Type and Sensitivity of Breached Data
This factor is one of the most significant to consider when calculating the cost that an organization will incur after a successful data breach. While the loss of clients’ email addresses has a considerable level of significance, its effect isn’t always as pronounced as the loss of sensitive personally identifiable information like social security numbers, confidential health information, credit card details, etc.
The more sensitive the data stolen is, the more you’re likely to pay to fix things. The leakage of some specific data may land your organization in many court cases and settlement rows. So, before calculating the cost that will address a breach, consider finding out how sensitive and vital the data is.
Size of the Organization
The size of the affected organization is an essential factor to consider when analyzing the average cost of a data breach. The amount a small shop will incur is likely to be significantly lower than that of a large corporation. Big organizations and corporations are the primary targets of cybercriminals, who go all out to ensure they cause a massive stir.
An example that readily comes to mind is the Epsilon database breach of 2011, during which the hackers stole the email addresses of about 2% of its clients. Because of the size of the organization involved and the caliber of clients it serves, they estimated the breach to cost up to $3 billion.

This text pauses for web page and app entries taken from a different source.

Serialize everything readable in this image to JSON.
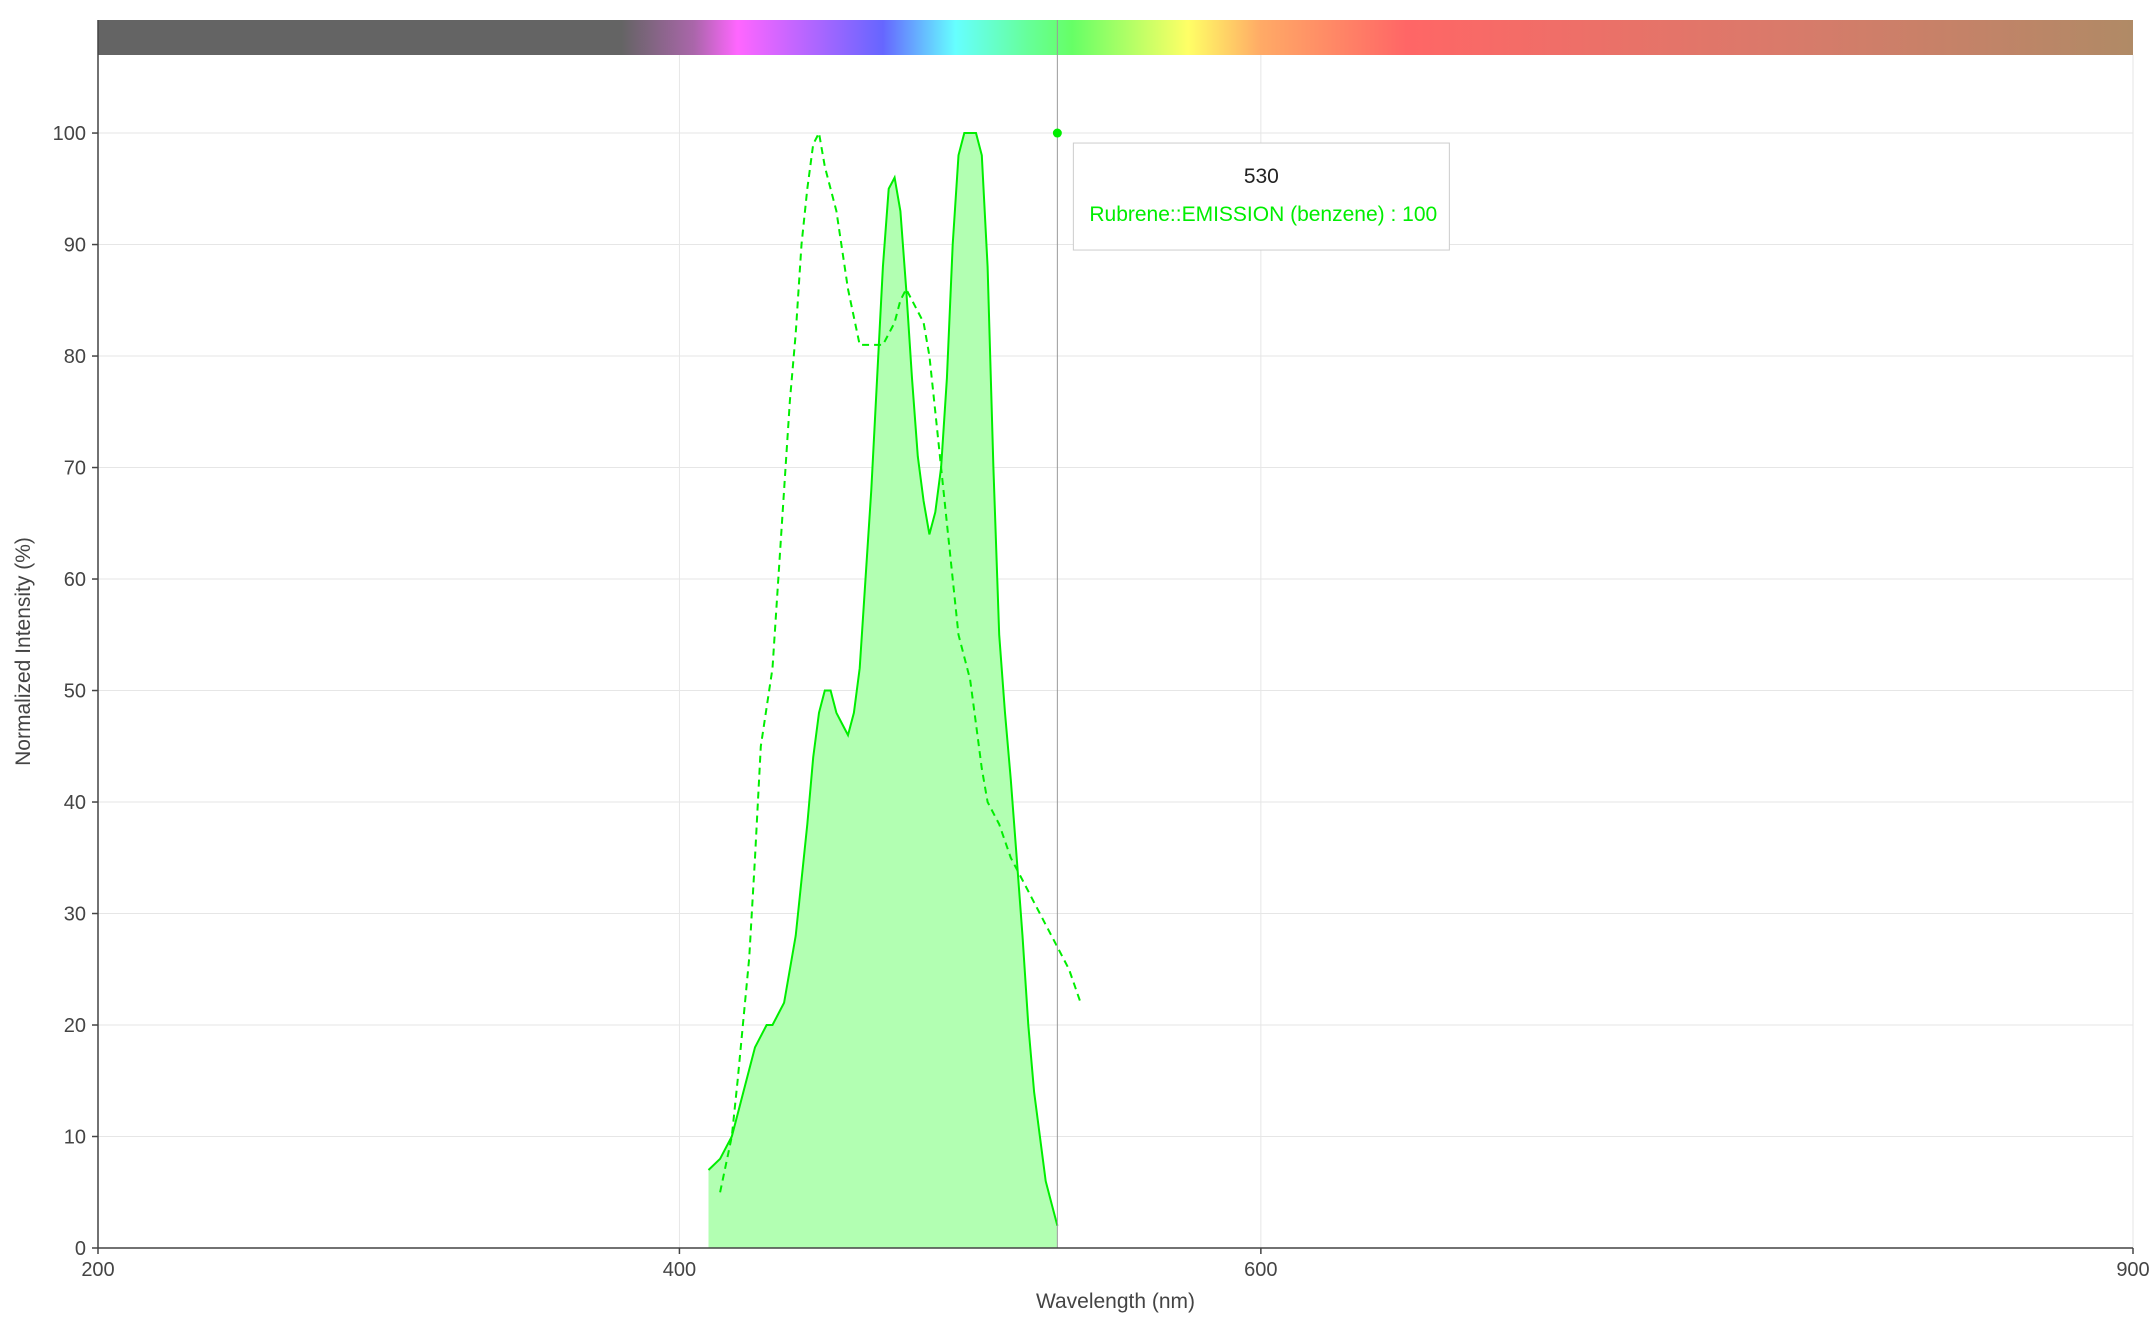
{
  "chart_data": {
    "type": "area",
    "xlabel": "Wavelength (nm)",
    "ylabel": "Normalized Intensity (%)",
    "xlim": [
      200,
      900
    ],
    "ylim": [
      0,
      107
    ],
    "x_ticks": [
      200,
      400,
      600,
      900
    ],
    "y_ticks": [
      0,
      10,
      20,
      30,
      40,
      50,
      60,
      70,
      80,
      90,
      100
    ],
    "grid": true,
    "color_strip": {
      "stops": [
        {
          "nm": 200,
          "color": "#646464"
        },
        {
          "nm": 380,
          "color": "#646464"
        },
        {
          "nm": 405,
          "color": "#aa66aa"
        },
        {
          "nm": 420,
          "color": "#ff66ff"
        },
        {
          "nm": 470,
          "color": "#6666ff"
        },
        {
          "nm": 495,
          "color": "#66ffff"
        },
        {
          "nm": 520,
          "color": "#66ff99"
        },
        {
          "nm": 535,
          "color": "#66ff66"
        },
        {
          "nm": 575,
          "color": "#ffff66"
        },
        {
          "nm": 600,
          "color": "#ffaa66"
        },
        {
          "nm": 650,
          "color": "#ff6666"
        },
        {
          "nm": 780,
          "color": "#d97a6a"
        },
        {
          "nm": 900,
          "color": "#b08a66"
        }
      ]
    },
    "series": [
      {
        "name": "Rubrene::EMISSION (benzene)",
        "style": "solid-filled",
        "color": "#00ee00",
        "fill": "#b2ffb2",
        "x": [
          410,
          414,
          416,
          418,
          420,
          422,
          424,
          426,
          428,
          430,
          432,
          434,
          436,
          440,
          444,
          446,
          448,
          450,
          452,
          454,
          456,
          458,
          460,
          462,
          464,
          466,
          468,
          470,
          472,
          474,
          476,
          478,
          480,
          482,
          484,
          486,
          488,
          490,
          492,
          494,
          496,
          498,
          500,
          502,
          504,
          506,
          508,
          510,
          512,
          514,
          516,
          518,
          520,
          522,
          524,
          526,
          528,
          530,
          532,
          534,
          536,
          538,
          540,
          542,
          544,
          546,
          548,
          550,
          552,
          554,
          556,
          558,
          560,
          562,
          564,
          567
        ],
        "values": [
          7,
          8,
          9,
          10,
          12,
          14,
          16,
          18,
          19,
          20,
          20,
          21,
          22,
          28,
          38,
          44,
          48,
          50,
          50,
          48,
          47,
          46,
          48,
          52,
          60,
          68,
          78,
          88,
          95,
          96,
          93,
          86,
          78,
          71,
          67,
          64,
          66,
          70,
          78,
          90,
          98,
          100,
          100,
          100,
          98,
          88,
          70,
          55,
          48,
          42,
          35,
          28,
          20,
          14,
          10,
          6,
          4,
          2,
          0,
          0,
          0,
          0,
          0,
          0,
          0,
          0,
          0,
          0,
          0,
          0,
          0,
          0,
          0,
          0,
          0,
          0
        ],
        "valid_points": 58
      },
      {
        "name": "",
        "style": "dashed",
        "color": "#00ee00",
        "x": [
          414,
          418,
          420,
          424,
          426,
          428,
          432,
          434,
          436,
          438,
          440,
          442,
          444,
          446,
          448,
          450,
          454,
          458,
          462,
          466,
          470,
          474,
          476,
          478,
          480,
          482,
          484,
          486,
          488,
          490,
          492,
          494,
          496,
          498,
          500,
          502,
          504,
          506,
          510,
          514,
          518,
          522,
          526,
          530,
          534,
          538,
          542,
          546,
          550,
          554,
          558,
          562,
          566,
          570,
          574,
          578,
          582,
          586,
          590,
          594,
          598,
          602,
          606,
          610,
          614,
          618,
          622,
          626,
          630,
          634
        ],
        "values": [
          5,
          10,
          15,
          26,
          35,
          45,
          52,
          60,
          68,
          76,
          82,
          90,
          95,
          99,
          100,
          97,
          93,
          86,
          81,
          81,
          81,
          83,
          85,
          86,
          85,
          84,
          83,
          80,
          75,
          70,
          65,
          60,
          55,
          53,
          51,
          47,
          43,
          40,
          38,
          35,
          33,
          31,
          29,
          27,
          25,
          22,
          19,
          16,
          14,
          12,
          10,
          8,
          6,
          5,
          5,
          5,
          5,
          5,
          5,
          5,
          5,
          5,
          5,
          5,
          5,
          5,
          5,
          5,
          5,
          5
        ],
        "valid_points": 46
      }
    ],
    "hover": {
      "x": 530,
      "title": "530",
      "label": "Rubrene::EMISSION (benzene) : 100",
      "y": 100
    }
  }
}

When a data breach occurs, the affected organization is likely to suffer a delay, disruption, or a complete shutdown of operations. A security incident isn’t a minor thing, as it puts the entire enterprise at the risk of several complications. When operations get disrupted or halted, it has a financial implication, which you must consider when calculating how much such an attack will cost the organization.
A cyberattack leading to massive data breach usually have a legal implication. Affected clients whose classified records get compromised in the attack are likely to embark on class-action lawsuits against the affected organization. This legal tussle typically comes with financial implications in the form of legal fees and settlements.
The Cause of the Breach
Data breaches typically fall into two categories: those initiated by the insiders and those caused by outsiders. While it’s yet unclear which group causes more damage as both usually bring dire consequences, those caused by a third-party organization are usually the more costly.
Ponemon Institute confirmed this assertion in a study they carried out, which showed that breaches caused by third-party agents are the costliest and usually result in the loss of a high volume of data. The magnitude of this loss automatically determines the average cost of a data breach.
There’s no doing too much in fortifying your security systems against cyberattacks. Although no data breach is entirely preventable, you’ve got to try as much as you can to put measures in place to minimize the risk. Besides having an excellent security infrastructure, consider hiring the services of a reputable IT company to run security checks on your systems regularly.